Taylor Lorenz, the New York Times‘s resident expert on teen culture, recently highlighted an "excellent piece" by former Times editorial board member Sarah Jeong. The piece, published in The Verge, criticized the Trump administration's efforts to ban TikTok, the Chinese-owned social media app popular with sexy teens who like to dance.
Jeong, Lorenz, and other TikTok apologists appear to have settled on a familiar argument in response to concerns that the data-harvesting app's relationship with the Chinese government is problematic. In essence: Data-harvesting is bad, but U.S. companies like Facebook also harvest data; the Chinese government is bad, but the U.S. government is also bad. Therefore, banning TikTok would be unfair and hypocritical—and probably racist as well.
When it comes down to it, the thorniest privacy dispute of 2020 isn’t about privacy or technology at all — it’s about China. The question "Is Facebook better, worse, or the same as TikTok?" is more or less the same as "Is the United States better, worse, or the same as China?"
And in 2020, this is becoming a genuinely difficult question to answer. China is detaining over a million Uighurs in internment camps, citing national security issues. The United States detains migrants in its own internment camps, even going as far as to place children in cages. China is not a democracy; the American president has proposed to unconstitutionally delay this year’s election. China brutally represses its political dissidents; in America, law enforcement in military camouflage have grabbed protesters off the streets and shoved them into unmarked vans.
She's got a point. The Chinese campaign of ethnic cleansing against its Muslim citizens bears a striking similarity to the Obama-era policy of detaining undocumented immigrants and their children in cages. The Chinese government's brutal repression of political dissidents might be distressing, but so is the fact that people posted mean things about Sarah Jeong after she criticized the U.S. government.
Freedom of the press is an area where the differences between China's government and ours are practically nonexistent upon close examination. For example:
In China … authorities recently arrested pro-democracy journalism tycoon Jimmy Lai on suspicion of colluding with foreign forces, while hundreds of agents raided the Hong Kong offices of his Apple Daily newspaper. Senior executives at the paper were also arrested, as were two of Lai's sons, as was a freelance reporter for the U.K.-based network ITN. Agnes Chow, a 23-year-old pro-democracy activist, was arrested and charged with "inciting secession."

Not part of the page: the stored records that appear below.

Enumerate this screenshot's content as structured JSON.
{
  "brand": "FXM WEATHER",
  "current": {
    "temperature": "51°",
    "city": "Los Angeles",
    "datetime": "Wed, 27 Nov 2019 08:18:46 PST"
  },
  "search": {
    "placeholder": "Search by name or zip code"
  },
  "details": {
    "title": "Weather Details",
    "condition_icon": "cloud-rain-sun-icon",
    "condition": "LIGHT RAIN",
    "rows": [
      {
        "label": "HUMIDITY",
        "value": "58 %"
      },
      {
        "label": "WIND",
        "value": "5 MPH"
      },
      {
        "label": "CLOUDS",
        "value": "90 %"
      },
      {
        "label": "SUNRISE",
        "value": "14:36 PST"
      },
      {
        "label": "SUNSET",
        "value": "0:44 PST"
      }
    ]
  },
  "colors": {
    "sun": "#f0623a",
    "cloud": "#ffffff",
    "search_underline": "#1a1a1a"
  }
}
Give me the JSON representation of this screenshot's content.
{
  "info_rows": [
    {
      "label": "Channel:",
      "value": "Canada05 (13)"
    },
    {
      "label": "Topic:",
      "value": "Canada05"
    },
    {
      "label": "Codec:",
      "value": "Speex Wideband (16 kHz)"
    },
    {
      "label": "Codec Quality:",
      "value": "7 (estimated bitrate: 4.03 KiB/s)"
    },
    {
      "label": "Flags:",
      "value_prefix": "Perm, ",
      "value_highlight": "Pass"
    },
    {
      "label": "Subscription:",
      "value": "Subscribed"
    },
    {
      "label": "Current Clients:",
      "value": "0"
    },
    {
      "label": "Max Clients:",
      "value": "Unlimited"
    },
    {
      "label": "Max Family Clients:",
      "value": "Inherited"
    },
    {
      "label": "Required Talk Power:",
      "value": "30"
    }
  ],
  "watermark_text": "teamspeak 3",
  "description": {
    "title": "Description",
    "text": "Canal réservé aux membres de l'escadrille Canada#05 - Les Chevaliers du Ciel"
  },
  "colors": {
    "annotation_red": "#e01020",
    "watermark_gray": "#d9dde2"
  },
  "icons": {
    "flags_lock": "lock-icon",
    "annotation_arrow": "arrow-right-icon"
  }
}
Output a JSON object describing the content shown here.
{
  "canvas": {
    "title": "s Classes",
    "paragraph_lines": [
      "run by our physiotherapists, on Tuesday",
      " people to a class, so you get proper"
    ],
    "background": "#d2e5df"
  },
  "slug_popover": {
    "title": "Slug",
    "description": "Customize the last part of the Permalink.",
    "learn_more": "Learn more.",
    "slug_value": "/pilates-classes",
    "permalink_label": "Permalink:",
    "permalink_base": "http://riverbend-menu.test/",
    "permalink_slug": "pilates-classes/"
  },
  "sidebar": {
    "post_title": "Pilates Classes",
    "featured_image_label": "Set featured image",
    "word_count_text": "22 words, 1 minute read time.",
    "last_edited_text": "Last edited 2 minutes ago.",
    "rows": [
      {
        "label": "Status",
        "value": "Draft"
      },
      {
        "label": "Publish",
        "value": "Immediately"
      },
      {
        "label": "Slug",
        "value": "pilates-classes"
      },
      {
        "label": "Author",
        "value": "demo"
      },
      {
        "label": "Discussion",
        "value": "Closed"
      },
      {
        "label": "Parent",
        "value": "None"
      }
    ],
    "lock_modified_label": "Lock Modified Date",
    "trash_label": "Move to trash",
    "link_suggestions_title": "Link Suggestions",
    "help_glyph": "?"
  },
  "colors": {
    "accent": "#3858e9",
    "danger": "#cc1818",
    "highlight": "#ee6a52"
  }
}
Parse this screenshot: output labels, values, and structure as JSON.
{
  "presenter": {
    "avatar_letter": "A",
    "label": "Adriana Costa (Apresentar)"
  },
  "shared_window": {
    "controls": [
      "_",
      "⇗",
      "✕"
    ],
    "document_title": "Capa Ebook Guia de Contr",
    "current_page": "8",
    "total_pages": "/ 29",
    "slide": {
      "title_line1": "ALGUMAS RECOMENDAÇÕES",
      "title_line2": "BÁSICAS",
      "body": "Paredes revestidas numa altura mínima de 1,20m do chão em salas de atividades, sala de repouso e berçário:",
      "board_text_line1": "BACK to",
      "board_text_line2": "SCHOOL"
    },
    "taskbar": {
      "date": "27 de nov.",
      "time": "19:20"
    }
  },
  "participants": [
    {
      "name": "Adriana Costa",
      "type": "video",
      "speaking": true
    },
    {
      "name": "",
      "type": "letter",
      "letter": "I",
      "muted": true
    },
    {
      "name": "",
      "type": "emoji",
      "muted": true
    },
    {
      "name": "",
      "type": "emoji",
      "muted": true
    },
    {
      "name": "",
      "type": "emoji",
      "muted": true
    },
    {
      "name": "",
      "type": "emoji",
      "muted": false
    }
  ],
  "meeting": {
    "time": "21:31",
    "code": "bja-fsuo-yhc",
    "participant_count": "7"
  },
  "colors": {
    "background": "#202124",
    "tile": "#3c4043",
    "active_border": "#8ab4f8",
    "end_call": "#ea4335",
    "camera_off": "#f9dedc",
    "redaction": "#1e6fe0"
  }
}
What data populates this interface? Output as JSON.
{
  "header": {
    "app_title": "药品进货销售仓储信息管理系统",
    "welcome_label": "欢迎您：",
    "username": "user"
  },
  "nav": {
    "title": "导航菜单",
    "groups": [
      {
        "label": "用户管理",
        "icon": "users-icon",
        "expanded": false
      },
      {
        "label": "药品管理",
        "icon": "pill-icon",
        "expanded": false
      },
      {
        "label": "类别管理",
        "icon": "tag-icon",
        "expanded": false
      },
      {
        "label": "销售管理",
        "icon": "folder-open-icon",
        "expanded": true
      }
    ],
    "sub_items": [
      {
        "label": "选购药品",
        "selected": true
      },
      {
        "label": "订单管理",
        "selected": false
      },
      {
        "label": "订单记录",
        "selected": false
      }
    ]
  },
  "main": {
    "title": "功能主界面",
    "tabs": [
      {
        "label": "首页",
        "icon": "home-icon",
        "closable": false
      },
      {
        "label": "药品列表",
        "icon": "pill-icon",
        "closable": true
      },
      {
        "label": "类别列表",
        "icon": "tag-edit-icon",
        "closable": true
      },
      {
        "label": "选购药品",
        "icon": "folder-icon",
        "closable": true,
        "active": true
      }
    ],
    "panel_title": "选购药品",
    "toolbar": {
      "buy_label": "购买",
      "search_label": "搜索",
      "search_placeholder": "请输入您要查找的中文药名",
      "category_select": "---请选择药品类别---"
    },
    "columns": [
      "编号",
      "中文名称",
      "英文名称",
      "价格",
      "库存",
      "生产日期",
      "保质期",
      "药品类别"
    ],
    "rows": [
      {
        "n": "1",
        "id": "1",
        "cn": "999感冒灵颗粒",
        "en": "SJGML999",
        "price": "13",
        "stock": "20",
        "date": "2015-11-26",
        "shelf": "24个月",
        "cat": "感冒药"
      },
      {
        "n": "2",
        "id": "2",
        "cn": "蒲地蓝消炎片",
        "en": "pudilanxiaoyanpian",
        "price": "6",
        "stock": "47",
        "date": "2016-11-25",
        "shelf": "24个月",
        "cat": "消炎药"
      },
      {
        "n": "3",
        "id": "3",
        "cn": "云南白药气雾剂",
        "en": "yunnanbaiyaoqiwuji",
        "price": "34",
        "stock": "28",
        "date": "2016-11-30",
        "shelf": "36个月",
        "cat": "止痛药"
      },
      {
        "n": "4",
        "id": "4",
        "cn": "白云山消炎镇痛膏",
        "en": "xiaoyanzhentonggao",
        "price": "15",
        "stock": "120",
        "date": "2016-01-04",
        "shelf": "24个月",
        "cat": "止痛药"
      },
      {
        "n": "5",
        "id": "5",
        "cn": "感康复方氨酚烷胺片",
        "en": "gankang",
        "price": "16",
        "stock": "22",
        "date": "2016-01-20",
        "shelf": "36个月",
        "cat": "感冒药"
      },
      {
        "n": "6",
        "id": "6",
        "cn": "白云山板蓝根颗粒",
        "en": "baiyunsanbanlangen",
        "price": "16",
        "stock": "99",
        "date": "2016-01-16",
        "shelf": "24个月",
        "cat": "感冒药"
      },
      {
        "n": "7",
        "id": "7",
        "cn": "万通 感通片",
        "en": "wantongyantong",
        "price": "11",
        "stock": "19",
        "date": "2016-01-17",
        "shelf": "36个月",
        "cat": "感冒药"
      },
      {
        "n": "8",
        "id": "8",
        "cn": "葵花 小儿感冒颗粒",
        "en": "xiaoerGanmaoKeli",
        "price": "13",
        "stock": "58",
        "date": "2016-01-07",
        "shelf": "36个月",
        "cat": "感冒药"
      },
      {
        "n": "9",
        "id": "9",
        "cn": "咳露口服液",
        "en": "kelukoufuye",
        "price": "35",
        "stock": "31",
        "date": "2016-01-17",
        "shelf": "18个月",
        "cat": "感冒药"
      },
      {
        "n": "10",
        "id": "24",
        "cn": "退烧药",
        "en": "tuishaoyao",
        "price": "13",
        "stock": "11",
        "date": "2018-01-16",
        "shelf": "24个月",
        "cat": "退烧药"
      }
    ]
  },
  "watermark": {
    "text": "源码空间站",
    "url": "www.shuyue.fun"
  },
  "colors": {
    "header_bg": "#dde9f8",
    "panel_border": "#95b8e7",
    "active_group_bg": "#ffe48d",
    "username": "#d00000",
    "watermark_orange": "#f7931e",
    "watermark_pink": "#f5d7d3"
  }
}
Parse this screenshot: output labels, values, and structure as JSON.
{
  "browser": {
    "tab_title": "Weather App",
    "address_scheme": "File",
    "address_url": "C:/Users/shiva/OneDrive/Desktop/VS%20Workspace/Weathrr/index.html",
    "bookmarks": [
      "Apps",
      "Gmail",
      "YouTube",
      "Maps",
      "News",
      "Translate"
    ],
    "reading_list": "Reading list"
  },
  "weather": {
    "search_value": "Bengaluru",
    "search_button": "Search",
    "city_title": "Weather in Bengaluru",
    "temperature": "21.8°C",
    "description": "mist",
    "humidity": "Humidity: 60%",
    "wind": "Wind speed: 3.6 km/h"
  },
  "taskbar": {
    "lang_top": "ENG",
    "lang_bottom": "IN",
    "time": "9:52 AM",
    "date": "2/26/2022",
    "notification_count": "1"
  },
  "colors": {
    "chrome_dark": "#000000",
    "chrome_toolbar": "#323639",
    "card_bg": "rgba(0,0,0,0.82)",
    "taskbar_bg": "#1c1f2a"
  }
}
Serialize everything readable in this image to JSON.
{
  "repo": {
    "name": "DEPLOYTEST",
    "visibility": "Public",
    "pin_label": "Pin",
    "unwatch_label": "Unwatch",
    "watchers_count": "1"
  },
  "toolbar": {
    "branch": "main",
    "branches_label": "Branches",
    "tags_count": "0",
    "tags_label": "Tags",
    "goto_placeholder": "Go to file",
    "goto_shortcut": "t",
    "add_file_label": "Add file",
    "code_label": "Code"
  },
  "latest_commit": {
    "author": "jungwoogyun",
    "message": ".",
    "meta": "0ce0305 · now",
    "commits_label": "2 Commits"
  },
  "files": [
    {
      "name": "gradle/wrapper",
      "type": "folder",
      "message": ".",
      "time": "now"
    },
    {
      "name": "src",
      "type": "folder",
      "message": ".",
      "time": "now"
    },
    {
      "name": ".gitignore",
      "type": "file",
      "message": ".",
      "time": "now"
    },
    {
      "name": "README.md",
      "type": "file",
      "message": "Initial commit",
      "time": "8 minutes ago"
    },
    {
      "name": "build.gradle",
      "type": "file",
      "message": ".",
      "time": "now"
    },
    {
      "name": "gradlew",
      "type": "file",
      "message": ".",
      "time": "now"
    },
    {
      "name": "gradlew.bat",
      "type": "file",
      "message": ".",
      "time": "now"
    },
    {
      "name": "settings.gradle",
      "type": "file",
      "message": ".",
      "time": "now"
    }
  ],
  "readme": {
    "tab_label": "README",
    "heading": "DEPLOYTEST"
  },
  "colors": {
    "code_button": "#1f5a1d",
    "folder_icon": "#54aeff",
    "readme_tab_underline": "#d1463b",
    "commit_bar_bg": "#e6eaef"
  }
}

In the United States … CNN reporter Jim Acosta suffered the attempted theft of a microphone he was using to ask President Trump a question during a press conference at the White House. When the Trump administration revoked Acosta's press credentials after the incident, CNN sued in federal court to get his credentials restored, but dropped the suit after the White House backed down. Acosta went on to publish The Enemy of the People: A Dangerous Time to Tell the Truth in America, a bestselling memoir about being a journalist in the Trump era.
It really is quite eerie to see the situations in the two countries laid out next to one another. Are China's efforts to police the media any more sinister than Trump's? As Jeong correctly argues, that's a genuinely difficult question to answer.
Failed novelist Ben Rhodes made yet another excellent point on Twitter, the social media app that is like TikTok for people who don't have any hobbies or friends. He argued that so-called "democratic" countries such as the United States and Israel are practically indistinguishable from authoritarian regimes in Russia, Turkey, Hungary, and Zimbabwe, among others.
It really makes you think, doesn't it?